Bulimia Nervosa (BN): Characterized by frequent episodes of consuming large amounts of food, feeling a lack of control over eating, and followed by behaviors to prevent weight gain. These behaviors include but are not limited to 1) self-induced vomiting, 2) abusing laxatives, diet pills, diuretics, or enemas, 3) fasting and/or 4) compulsive exercising. People suffering from BN may also exhibit an intense fear of gaining weight. Learn more
Eating Disorder Not Otherwise Specified (EDNOS): Includes feeding or eating disorders that cause significant stress or impairment, but does not meet the criteria for the eating disorders explained above. Disordered eating presents in many different ways. Learn more
Eating disorders affect people of every age, race, gender, culture, and socioeconomic status. Much like the individuals they affect, they are unique and complex, and may not fall into a clear category. If you are concerned about your eating and exercise habits, or thoughts and emotions surrounding food, physical activity, and body image, or if you’re concerned about a friend or loved one, we urge you to seek help. If you're seeking help outside of the US, see our Global Eating Disorder Support section below.
If you’re struggling to have a healthy relationship with food, body image or exercise, our partners, the National Eating Disorder Association (NEDA), can help. If you’re not sure if you suffer from disordered eating or exercise habits, start by taking their free and confidential Eating Disorders Screening Tool. You can also seek help by calling the NEDA Helpline (From the US: 1-800-931-2237), chatting with a NEDA volunteer, or by visiting their website for additional resources or NEDA en Espanol.
For a Friend or Family Member:
If you are concerned about the eating habits, weight, or body image of someone close to you, NEDA offers great resources for friends and family members, including a toolkit to help you understand how you can support a loved one with an eating disorder, and the Parent, Family & Friends Network.
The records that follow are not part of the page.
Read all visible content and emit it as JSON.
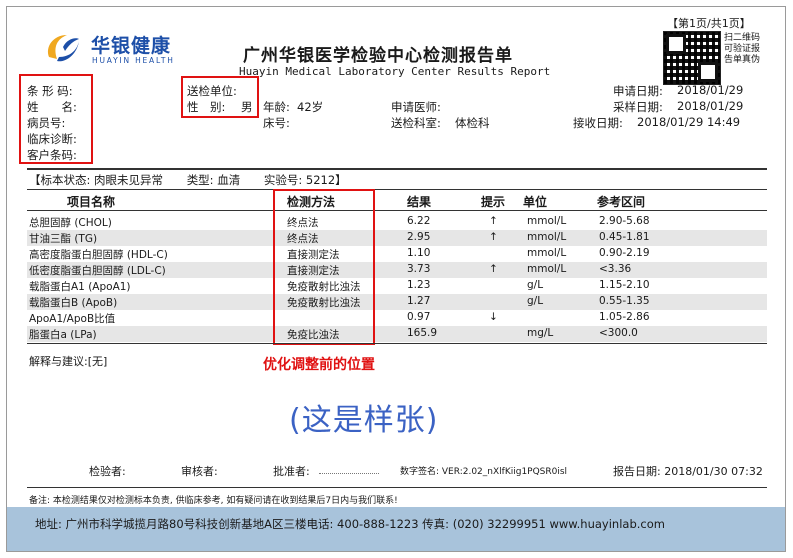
{
  "header": {
    "logo_cn": "华银健康",
    "logo_en": "HUAYIN HEALTH",
    "title_cn": "广州华银医学检验中心检测报告单",
    "title_en": "Huayin Medical Laboratory Center Results Report",
    "page_no": "【第1页/共1页】",
    "qr_note": "扫二维码可验证报告单真伪"
  },
  "patient": {
    "barcode_label": "条 形 码:",
    "name_label": "姓　　名:",
    "ward_label": "病员号:",
    "diagnosis_label": "临床诊断:",
    "customer_barcode_label": "客户条码:",
    "send_unit_label": "送检单位:",
    "gender_label": "性　别:",
    "gender_value": "男",
    "age_label": "年龄:",
    "age_value": "42岁",
    "bed_label": "床号:",
    "doctor_label": "申请医师:",
    "dept_label": "送检科室:",
    "dept_value": "体检科",
    "apply_date_label": "申请日期:",
    "apply_date_value": "2018/01/29",
    "sample_date_label": "采样日期:",
    "sample_date_value": "2018/01/29",
    "receive_date_label": "接收日期:",
    "receive_date_value": "2018/01/29 14:49"
  },
  "status": {
    "specimen_state": "【标本状态: 肉眼未见异常",
    "type": "类型: 血清",
    "exp_no": "实验号: 5212】"
  },
  "table": {
    "headers": {
      "name": "项目名称",
      "method": "检测方法",
      "result": "结果",
      "flag": "提示",
      "unit": "单位",
      "ref": "参考区间"
    },
    "rows": [
      {
        "name": "总胆固醇 (CHOL)",
        "method": "终点法",
        "result": "6.22",
        "flag": "↑",
        "unit": "mmol/L",
        "ref": "2.90-5.68"
      },
      {
        "name": "甘油三酯 (TG)",
        "method": "终点法",
        "result": "2.95",
        "flag": "↑",
        "unit": "mmol/L",
        "ref": "0.45-1.81"
      },
      {
        "name": "高密度脂蛋白胆固醇 (HDL-C)",
        "method": "直接测定法",
        "result": "1.10",
        "flag": "",
        "unit": "mmol/L",
        "ref": "0.90-2.19"
      },
      {
        "name": "低密度脂蛋白胆固醇 (LDL-C)",
        "method": "直接测定法",
        "result": "3.73",
        "flag": "↑",
        "unit": "mmol/L",
        "ref": "<3.36"
      },
      {
        "name": "载脂蛋白A1 (ApoA1)",
        "method": "免疫散射比浊法",
        "result": "1.23",
        "flag": "",
        "unit": "g/L",
        "ref": "1.15-2.10"
      },
      {
        "name": "载脂蛋白B (ApoB)",
        "method": "免疫散射比浊法",
        "result": "1.27",
        "flag": "",
        "unit": "g/L",
        "ref": "0.55-1.35"
      },
      {
        "name": "ApoA1/ApoB比值",
        "method": "",
        "result": "0.97",
        "flag": "↓",
        "unit": "",
        "ref": "1.05-2.86"
      },
      {
        "name": "脂蛋白a (LPa)",
        "method": "免疫比浊法",
        "result": "165.9",
        "flag": "",
        "unit": "mg/L",
        "ref": "<300.0"
      }
    ]
  },
  "advice": "解释与建议:[无]",
  "annotation_note": "优化调整前的位置",
  "sample_watermark": "(这是样张)",
  "signatures": {
    "tester": "检验者:",
    "reviewer": "审核者:",
    "approver": "批准者:",
    "digital_sig": "数字签名: VER:2.02_nXlfKiig1PQSR0isl",
    "report_date_label": "报告日期:",
    "report_date_value": "2018/01/30 07:32"
  },
  "disclaimer": "备注: 本检测结果仅对检测标本负责, 供临床参考, 如有疑问请在收到结果后7日内与我们联系!",
  "footer": {
    "text": "地址: 广州市科学城揽月路80号科技创新基地A区三楼电话: 400-888-1223 传真: (020) 32299951 www.huayinlab.com"
  },
  "colors": {
    "brand_blue": "#1d4fa8",
    "highlight_red": "#e01212",
    "footer_bg": "#a8c3db",
    "watermark_blue": "#3b62c4"
  }
}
Learn more.
If you or someone you know are having thoughts of self-harm or suicide, please visit our resource page for more information.
Eating Disorder Resources:
- Academy for Eating Disorders
- Eating Disorders Anonymous
- National Alliance for Eating Disorders
- National Association of Anorexia Nervosa and Associated Disorders
- National Eating Disorders Association (NEDA)
Global Eating Disorder Support:
- Australia: National Eating Disorders Collaboration
- Austria: Austrian Society for Eating Disorders (ASED)
- Belgium: Dutch Association for Eating Disorders
- Brazil: Eating Disorders Support and Treatment Group
- Canada: National Eating Disorder Information Center
- Czech Republic: Czech Eating Disorder Association
- China: Hong Kong Eating Disorders Association
- Costa Rica: Vital Change Foundation
- Germany: Germany Society on Eating Disorders
- Greece: The Centre for Education and Treatment of Eating Disorders
- Ireland: Eating Disorder Resource Centre of Ireland
- Italy: Associazione Italiana Disturbi Dell’Alimentazione e del Peso
- Israel: The Israel Association for Eating Disorders
- Japan: Japan Society for Eating Disorders
- Spain: Eating Disorders Support and Treatment Group
- UK: Beat Eating Disorders
Help us grow our list!
If you know of an eating disorder organization in a country not listed here, please contact firstname.lastname@example.org with the name and a link to their website.
Article is closed for comments.